▸ **Task data**
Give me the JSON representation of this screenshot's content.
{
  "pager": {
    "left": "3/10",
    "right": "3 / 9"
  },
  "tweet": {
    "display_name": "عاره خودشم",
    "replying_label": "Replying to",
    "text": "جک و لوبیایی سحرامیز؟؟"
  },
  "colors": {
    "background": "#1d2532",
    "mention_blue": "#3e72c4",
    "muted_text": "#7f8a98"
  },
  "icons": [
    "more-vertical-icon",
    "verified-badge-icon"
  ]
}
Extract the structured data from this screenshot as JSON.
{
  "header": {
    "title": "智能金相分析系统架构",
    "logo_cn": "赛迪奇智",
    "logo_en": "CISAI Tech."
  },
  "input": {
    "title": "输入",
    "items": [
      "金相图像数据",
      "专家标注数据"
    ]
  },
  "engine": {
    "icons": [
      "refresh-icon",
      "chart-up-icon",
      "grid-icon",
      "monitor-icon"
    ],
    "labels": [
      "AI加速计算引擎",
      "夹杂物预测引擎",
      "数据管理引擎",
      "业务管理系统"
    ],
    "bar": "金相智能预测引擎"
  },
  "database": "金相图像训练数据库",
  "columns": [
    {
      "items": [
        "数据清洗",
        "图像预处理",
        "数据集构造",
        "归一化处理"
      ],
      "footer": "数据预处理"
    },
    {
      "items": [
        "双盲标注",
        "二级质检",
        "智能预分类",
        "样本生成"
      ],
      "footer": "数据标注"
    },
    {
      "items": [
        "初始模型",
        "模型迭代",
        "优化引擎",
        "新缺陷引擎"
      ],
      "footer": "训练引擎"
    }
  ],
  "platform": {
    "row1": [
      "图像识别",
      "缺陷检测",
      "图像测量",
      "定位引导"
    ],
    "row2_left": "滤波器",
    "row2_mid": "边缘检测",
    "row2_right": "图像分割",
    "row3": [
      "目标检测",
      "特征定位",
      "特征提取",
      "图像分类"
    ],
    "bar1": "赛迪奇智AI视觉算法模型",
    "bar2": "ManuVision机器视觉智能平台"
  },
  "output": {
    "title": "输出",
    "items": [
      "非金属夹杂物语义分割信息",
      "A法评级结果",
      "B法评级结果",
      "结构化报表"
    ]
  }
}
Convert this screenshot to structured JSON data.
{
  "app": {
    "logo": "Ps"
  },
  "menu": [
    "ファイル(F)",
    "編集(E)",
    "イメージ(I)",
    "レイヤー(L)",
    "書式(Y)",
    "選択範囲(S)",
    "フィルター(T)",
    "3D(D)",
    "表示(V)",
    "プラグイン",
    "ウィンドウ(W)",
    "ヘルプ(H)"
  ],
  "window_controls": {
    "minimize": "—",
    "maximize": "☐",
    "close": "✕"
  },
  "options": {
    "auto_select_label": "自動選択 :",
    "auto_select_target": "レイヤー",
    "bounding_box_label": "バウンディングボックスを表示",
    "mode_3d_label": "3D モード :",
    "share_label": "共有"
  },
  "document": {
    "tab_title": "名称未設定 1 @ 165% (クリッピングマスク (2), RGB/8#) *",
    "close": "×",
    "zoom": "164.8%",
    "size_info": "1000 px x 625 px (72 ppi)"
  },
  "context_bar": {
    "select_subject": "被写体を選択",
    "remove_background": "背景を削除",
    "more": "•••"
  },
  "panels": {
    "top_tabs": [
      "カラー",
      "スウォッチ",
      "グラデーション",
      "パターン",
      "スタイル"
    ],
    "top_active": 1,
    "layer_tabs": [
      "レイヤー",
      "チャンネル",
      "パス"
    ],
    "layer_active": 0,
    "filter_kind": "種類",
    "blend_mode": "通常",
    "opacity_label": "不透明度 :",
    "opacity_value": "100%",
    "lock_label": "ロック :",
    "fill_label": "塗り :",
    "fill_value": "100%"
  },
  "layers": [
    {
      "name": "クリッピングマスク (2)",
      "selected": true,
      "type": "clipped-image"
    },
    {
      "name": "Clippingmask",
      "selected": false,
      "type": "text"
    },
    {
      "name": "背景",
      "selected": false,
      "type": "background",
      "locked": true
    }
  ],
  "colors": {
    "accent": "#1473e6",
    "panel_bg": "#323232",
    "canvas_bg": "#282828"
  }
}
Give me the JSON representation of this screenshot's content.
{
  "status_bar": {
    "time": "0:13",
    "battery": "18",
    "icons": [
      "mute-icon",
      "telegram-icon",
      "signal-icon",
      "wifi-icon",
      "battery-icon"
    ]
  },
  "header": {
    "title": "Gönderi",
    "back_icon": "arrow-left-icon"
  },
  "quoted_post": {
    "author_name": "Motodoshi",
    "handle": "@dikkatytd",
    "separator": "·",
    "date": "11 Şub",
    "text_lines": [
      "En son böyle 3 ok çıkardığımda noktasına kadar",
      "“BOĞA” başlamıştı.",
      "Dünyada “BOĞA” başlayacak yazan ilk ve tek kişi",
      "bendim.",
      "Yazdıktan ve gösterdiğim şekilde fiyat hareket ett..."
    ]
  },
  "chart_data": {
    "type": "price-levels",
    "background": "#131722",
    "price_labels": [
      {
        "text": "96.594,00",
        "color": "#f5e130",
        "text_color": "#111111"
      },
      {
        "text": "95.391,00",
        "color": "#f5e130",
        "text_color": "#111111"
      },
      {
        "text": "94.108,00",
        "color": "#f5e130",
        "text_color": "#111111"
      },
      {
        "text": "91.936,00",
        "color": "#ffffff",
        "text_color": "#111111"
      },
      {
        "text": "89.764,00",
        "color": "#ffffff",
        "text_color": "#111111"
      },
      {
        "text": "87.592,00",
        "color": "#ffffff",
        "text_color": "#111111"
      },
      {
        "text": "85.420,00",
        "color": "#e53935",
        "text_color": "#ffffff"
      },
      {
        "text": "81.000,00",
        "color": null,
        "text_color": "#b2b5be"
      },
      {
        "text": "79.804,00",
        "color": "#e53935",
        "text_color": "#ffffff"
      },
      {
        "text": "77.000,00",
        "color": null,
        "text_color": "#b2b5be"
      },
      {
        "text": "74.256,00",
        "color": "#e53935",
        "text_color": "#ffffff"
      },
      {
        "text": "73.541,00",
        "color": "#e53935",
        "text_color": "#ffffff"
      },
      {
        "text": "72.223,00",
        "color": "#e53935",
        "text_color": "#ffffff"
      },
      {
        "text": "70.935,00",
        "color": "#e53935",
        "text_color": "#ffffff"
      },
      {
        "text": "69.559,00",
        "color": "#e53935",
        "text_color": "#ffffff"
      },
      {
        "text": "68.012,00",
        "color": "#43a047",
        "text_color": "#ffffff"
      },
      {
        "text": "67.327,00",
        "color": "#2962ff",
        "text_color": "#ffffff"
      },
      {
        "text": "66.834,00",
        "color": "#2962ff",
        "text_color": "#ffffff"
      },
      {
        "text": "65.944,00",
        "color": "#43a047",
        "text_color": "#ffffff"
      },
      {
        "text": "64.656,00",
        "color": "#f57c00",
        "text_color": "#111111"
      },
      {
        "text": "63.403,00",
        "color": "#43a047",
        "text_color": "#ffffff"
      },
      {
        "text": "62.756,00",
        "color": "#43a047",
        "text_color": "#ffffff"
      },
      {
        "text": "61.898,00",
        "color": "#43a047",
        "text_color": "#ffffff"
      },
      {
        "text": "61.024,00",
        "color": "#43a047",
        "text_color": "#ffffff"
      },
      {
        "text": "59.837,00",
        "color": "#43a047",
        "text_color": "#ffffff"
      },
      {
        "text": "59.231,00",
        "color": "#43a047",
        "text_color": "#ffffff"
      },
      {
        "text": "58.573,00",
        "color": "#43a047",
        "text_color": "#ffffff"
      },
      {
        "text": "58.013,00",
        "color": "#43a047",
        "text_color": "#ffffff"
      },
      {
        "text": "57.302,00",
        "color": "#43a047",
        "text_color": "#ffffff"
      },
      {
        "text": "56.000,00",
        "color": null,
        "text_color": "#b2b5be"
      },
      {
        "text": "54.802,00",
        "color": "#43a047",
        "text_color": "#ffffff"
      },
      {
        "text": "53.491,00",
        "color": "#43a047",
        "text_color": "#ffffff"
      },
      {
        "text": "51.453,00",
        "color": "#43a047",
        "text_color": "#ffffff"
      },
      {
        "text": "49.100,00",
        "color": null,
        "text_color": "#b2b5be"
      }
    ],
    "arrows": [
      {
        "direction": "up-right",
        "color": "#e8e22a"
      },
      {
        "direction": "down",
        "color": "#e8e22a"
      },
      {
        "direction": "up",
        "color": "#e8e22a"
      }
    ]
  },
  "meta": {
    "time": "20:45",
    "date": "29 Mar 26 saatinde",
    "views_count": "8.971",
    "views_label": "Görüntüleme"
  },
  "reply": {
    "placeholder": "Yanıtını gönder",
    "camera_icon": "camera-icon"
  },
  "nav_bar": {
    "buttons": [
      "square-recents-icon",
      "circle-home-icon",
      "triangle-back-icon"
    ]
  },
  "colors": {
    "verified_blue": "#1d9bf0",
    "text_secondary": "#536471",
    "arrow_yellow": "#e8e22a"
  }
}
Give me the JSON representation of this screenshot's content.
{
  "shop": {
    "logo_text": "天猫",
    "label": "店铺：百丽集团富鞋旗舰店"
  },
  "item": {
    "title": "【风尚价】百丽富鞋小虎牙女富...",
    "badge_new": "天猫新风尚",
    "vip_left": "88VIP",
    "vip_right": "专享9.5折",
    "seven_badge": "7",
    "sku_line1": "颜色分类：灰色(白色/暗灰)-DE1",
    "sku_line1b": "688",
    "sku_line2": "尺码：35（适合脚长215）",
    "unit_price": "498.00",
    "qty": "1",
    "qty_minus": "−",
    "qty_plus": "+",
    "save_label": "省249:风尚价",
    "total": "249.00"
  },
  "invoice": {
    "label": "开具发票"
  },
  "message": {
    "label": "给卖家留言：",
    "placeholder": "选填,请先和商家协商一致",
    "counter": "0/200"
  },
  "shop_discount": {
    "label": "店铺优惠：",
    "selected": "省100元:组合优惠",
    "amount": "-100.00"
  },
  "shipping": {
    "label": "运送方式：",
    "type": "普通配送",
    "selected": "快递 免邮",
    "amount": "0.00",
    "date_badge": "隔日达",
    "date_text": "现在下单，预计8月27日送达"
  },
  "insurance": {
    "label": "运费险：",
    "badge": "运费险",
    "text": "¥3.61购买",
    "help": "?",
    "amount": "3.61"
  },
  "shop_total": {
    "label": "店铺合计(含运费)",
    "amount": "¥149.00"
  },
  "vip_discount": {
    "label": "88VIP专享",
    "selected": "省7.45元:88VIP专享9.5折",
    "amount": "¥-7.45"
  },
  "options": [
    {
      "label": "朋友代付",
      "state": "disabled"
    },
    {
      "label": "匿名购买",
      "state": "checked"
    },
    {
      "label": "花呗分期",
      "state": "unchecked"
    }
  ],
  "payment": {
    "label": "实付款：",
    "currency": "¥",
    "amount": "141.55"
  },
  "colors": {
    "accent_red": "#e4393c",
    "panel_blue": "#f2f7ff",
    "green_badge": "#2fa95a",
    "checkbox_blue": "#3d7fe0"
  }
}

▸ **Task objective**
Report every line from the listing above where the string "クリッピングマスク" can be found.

▸ **Response to this exercise**
    "tab_title": "名称未設定 1 @ 165% (クリッピングマスク (2), RGB/8#) *",
      "name": "クリッピングマスク (2)",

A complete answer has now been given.